[Website and app data records]
════════

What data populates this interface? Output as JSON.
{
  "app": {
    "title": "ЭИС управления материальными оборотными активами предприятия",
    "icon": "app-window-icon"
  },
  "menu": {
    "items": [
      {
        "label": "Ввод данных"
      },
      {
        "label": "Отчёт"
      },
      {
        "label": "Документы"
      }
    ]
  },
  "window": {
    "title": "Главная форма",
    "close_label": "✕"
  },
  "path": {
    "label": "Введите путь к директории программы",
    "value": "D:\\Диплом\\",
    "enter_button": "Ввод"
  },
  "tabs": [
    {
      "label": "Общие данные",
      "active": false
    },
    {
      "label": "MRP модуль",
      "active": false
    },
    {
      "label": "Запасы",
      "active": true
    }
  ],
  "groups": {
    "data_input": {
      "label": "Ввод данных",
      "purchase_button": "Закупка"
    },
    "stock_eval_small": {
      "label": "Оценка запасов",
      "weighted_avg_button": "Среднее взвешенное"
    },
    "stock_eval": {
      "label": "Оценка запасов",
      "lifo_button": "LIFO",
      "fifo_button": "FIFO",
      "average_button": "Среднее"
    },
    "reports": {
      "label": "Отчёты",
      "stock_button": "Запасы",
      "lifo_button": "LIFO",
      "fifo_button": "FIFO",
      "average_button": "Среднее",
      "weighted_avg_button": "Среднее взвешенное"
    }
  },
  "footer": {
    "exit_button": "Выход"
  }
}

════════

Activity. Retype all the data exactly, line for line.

Answer to the problem.
What data populates this interface? Output as JSON.
{
  "app": {
    "title": "ЭИС управления материальными оборотными активами предприятия",
    "icon": "app-window-icon"
  },
  "menu": {
    "items": [
      {
        "label": "Ввод данных"
      },
      {
        "label": "Отчёт"
      },
      {
        "label": "Документы"
      }
    ]
  },
  "window": {
    "title": "Главная форма",
    "close_label": "✕"
  },
  "path": {
    "label": "Введите путь к директории программы",
    "value": "D:\\Диплом\\",
    "enter_button": "Ввод"
  },
  "tabs": [
    {
      "label": "Общие данные",
      "active": false
    },
    {
      "label": "MRP модуль",
      "active": false
    },
    {
      "label": "Запасы",
      "active": true
    }
  ],
  "groups": {
    "data_input": {
      "label": "Ввод данных",
      "purchase_button": "Закупка"
    },
    "stock_eval_small": {
      "label": "Оценка запасов",
      "weighted_avg_button": "Среднее взвешенное"
    },
    "stock_eval": {
      "label": "Оценка запасов",
      "lifo_button": "LIFO",
      "fifo_button": "FIFO",
      "average_button": "Среднее"
    },
    "reports": {
      "label": "Отчёты",
      "stock_button": "Запасы",
      "lifo_button": "LIFO",
      "fifo_button": "FIFO",
      "average_button": "Среднее",
      "weighted_avg_button": "Среднее взвешенное"
    }
  },
  "footer": {
    "exit_button": "Выход"
  }
}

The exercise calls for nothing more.